Our scandal-plagued mayor continues to fascinate the U.S. press.
Mayor Rob Ford’s crack scandal has been working the edges of the major New York news magazines practically from the moment Gawker broke the story. New York magazine’s Daily Intelligencer blog has been following developments closely and the New Yorker had an online-only article last week. Now Time magazine has joined in.
The article, by a congressional correspondent named Jay Newton-Small, was published online earlier today. (It’s unclear whether a version will appear in the print edition.) Let’s talk about the interesting part of the piece, and then we’ll get into all the factual errors.
First of all, the writer deserves credit for eliciting this A+ quote from Adrienne Batra, a former Rob Ford press secretary who now works as an editor at the Toronto Sun:
“During my time on his campaign and in the mayor’s office, I probably knew where he was about 50% of the time…He’d just disappear and you’d ask him where he was and he’d say, ‘Oh, around town.’”
What Batra seems to be saying is that Mayor Ford’s office absenteeism, now a well-documented phenomenon, was already a problem for staffers during the 2010 mayoral campaign, and during Ford’s earliest days in office. We might have assumed this to be the case, but now we have someone credible saying it on the record.

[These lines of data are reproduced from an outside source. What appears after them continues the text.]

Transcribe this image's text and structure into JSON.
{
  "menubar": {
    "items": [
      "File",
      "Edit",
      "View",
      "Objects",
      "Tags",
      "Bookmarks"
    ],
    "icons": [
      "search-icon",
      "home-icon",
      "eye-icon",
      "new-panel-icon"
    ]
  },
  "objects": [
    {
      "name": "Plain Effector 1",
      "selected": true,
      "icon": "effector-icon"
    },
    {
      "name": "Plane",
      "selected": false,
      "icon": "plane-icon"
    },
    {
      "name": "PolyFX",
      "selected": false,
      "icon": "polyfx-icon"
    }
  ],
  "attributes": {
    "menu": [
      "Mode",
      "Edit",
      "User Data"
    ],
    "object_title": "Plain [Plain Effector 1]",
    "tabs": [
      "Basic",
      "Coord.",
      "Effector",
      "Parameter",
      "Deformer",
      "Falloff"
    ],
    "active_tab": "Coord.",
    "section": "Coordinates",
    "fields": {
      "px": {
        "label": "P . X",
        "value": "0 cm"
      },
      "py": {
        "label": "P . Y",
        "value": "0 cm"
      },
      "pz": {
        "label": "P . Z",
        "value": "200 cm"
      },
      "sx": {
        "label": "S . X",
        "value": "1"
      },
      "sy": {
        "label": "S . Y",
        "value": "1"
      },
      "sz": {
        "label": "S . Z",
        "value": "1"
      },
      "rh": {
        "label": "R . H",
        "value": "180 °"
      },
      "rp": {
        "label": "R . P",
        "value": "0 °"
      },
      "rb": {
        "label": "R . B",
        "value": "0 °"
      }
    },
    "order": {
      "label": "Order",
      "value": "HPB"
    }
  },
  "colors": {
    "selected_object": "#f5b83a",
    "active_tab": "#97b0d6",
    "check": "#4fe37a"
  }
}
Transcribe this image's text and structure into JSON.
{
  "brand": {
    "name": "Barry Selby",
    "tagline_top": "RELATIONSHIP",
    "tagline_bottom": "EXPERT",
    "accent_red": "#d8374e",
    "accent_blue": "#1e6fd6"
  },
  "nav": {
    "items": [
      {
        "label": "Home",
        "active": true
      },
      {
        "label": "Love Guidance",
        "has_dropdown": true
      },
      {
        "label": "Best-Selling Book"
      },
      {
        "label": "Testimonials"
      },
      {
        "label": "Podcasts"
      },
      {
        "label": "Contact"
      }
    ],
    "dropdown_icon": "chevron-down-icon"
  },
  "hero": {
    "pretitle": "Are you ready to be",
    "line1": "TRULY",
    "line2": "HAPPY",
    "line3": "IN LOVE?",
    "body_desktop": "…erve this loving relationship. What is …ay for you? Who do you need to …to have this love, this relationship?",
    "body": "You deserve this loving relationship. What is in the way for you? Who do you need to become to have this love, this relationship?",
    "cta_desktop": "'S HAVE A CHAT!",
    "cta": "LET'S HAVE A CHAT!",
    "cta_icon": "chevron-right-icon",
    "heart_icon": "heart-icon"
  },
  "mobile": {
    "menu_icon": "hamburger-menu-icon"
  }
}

The rest of the piece aims to be a sort of high-level survey of Ford’s time as mayor as it relates to the current scandal. But, like other U.S. takes on Ford before it, it gets some things wrong. Among them are the following.
- Ford is called “the first mayor to hail from Toronto’s suburbs,” which would probably be news to Mel Lastman.
- The article says Ford denied “ever using crack cocaine,” when in fact what he said at his May 24 press conference was, “I do not use crack cocaine.”
- Ford is said to own a “manicured mansion,” when in fact he lives in what amounts to a ranch house. (His mom’s house, where he holds his annual public party, might qualify as a mansion—but only barely.)
- “A court in December threw him out of office for using mayoral letterhead to raise money for his gridiron charity,” the article says. Judge Hackland’s decision was actually released in November, and the reasons for the ouster went way beyond letterhead.
- The article says Ford’s “alleged intoxication at a military ball in March spawned a spate of embarrassing stories,” which is true except for the fact that the ball in question happened in February.
- Also, there’s a reference to Doug Ford calling Rob “Canada’s Sarah Palin” during the 2010 campaign. That comparison seems to have come from the mayor himself, after a Star reporter suggested it to him.
If you spot anything else, let us know in the comments.